*** SUPPLIED RECORDS Section Begins ***

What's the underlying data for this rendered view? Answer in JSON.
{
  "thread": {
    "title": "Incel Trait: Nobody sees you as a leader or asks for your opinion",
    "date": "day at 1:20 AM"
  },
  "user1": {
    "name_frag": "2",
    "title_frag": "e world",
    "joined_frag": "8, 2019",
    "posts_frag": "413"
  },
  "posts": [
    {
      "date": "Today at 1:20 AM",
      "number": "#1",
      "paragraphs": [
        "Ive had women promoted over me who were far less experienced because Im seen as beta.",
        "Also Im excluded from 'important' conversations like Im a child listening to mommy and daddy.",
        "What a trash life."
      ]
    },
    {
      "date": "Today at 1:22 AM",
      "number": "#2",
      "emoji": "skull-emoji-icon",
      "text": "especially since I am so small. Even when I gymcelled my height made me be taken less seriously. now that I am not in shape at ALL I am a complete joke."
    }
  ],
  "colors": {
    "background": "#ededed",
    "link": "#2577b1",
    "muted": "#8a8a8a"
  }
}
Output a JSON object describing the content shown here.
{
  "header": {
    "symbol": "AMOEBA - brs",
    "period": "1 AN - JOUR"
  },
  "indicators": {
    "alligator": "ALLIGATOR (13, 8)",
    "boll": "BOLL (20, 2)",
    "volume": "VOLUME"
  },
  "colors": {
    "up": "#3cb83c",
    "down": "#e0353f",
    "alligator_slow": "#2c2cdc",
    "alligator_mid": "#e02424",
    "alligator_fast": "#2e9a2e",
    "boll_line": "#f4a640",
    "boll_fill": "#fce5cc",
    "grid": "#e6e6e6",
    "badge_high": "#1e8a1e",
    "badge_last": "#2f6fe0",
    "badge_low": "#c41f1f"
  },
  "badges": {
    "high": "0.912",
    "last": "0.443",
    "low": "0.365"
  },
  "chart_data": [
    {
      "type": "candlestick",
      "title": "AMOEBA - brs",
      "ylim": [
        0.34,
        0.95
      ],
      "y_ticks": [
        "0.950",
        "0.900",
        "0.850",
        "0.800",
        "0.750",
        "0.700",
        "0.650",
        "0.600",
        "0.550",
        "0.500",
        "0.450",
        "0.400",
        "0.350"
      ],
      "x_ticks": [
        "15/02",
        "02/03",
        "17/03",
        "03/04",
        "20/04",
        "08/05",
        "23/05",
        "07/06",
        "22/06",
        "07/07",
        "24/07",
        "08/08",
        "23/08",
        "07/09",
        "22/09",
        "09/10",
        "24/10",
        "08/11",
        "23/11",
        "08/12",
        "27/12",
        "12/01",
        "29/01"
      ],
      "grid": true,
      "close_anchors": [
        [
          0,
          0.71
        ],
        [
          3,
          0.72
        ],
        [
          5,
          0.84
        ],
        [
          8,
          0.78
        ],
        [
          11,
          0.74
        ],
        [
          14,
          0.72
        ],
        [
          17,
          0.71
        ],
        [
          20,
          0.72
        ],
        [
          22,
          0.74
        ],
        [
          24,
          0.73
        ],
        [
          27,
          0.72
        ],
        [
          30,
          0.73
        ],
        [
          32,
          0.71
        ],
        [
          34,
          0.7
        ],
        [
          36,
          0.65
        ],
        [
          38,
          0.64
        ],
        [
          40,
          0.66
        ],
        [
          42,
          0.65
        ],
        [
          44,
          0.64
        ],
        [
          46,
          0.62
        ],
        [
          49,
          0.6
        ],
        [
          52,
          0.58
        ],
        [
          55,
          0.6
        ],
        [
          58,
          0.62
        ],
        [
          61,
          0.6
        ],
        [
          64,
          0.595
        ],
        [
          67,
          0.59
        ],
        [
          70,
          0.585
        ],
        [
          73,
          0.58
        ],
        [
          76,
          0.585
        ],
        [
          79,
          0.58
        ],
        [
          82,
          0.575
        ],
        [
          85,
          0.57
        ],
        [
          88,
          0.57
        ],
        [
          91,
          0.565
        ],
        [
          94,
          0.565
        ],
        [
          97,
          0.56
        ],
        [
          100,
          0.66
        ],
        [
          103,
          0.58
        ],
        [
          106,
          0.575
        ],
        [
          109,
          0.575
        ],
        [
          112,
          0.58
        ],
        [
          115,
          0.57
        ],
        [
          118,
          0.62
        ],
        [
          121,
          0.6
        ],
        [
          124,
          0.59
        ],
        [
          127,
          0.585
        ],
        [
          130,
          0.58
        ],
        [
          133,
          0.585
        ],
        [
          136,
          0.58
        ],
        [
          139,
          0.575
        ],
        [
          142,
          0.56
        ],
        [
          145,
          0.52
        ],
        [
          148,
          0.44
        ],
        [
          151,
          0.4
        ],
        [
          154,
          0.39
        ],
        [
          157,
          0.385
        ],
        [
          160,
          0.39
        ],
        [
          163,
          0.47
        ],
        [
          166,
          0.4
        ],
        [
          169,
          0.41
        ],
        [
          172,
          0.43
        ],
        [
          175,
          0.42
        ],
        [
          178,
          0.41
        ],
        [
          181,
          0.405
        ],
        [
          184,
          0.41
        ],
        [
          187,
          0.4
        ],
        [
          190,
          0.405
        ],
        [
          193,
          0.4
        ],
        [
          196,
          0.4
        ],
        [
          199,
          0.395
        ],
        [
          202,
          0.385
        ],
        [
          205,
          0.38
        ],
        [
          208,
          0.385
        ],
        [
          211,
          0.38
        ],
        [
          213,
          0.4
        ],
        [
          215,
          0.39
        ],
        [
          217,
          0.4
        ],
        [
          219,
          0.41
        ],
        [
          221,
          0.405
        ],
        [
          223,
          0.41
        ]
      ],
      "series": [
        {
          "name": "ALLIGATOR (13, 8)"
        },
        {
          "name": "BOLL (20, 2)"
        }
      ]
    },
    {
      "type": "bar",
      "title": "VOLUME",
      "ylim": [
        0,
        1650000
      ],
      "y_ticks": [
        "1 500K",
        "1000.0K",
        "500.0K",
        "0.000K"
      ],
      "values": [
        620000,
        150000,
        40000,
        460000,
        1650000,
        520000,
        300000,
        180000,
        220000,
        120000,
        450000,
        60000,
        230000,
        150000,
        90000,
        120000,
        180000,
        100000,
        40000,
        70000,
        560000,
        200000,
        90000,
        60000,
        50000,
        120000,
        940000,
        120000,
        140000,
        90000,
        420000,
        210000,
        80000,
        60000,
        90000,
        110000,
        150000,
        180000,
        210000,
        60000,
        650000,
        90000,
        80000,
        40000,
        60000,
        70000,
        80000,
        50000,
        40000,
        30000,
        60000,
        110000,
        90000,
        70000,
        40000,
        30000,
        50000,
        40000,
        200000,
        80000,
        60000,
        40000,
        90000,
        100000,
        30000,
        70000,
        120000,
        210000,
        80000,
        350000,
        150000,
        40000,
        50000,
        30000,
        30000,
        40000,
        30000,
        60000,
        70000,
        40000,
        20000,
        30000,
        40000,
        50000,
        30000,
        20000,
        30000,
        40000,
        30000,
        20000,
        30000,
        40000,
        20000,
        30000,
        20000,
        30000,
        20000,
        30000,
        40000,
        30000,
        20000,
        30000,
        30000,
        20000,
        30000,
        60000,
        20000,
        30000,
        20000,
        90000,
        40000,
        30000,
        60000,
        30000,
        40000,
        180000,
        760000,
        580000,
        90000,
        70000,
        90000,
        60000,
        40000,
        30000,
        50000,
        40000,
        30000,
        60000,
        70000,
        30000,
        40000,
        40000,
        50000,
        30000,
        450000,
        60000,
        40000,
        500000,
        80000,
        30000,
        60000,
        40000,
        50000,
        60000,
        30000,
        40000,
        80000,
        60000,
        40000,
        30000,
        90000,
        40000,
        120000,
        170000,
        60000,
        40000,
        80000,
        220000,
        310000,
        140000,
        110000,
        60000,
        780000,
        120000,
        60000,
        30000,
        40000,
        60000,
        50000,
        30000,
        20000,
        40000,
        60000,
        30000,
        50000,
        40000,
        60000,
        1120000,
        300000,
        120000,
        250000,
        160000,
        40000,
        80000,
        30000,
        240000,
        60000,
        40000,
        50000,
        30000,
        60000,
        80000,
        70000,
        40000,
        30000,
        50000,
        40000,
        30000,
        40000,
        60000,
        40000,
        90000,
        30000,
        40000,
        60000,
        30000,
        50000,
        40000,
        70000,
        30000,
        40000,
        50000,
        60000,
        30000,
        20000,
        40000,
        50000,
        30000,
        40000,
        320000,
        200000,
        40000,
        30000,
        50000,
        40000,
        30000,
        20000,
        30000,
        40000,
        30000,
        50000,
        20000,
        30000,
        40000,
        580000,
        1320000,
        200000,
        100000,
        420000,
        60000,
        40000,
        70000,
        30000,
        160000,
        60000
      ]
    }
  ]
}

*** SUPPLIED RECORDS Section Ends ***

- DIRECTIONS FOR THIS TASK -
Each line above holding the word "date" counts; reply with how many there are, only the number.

- SOLUTION -
3